Abstract. Models involving branched structures are employed to describe several supply-demand systems such as the structure of the nerves of a leaf, the system of roots of a tree, or the nervous and the cardiovascular systems.
Given a flow that transports a given mass distribution $\mu^-$ onto a target distribution $\mu^+$, along a 1-dimensional network, the transportation cost per unit length is proportional to a concave power $\alpha \in (0,1)$ of the intensity of the flow. This favors grouping of the particles' trajectories and prevents diffusion.

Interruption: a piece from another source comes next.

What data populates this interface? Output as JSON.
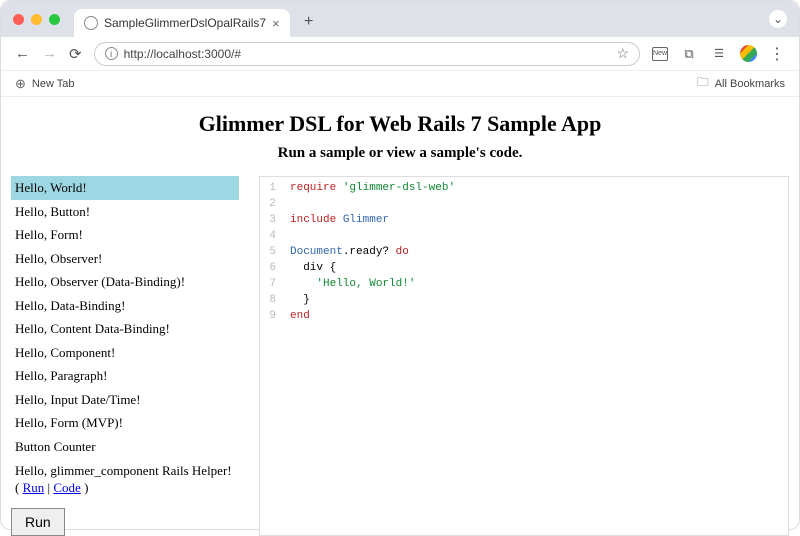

After a general description of the main features of the model, I will discuss in particular the issue of stability of minimizers under variations of the given mass distributions $\mu^-$ and $\mu^+$. I will also explain how one can exploit currents with coefficients in a normed group to describe a "multi-commodity" version of the problem, where the interaction between different types of transported goods is taken into account. Based on joint works with M. Colombo, A. De Rosa, A. Massaccesi, and R. Tione.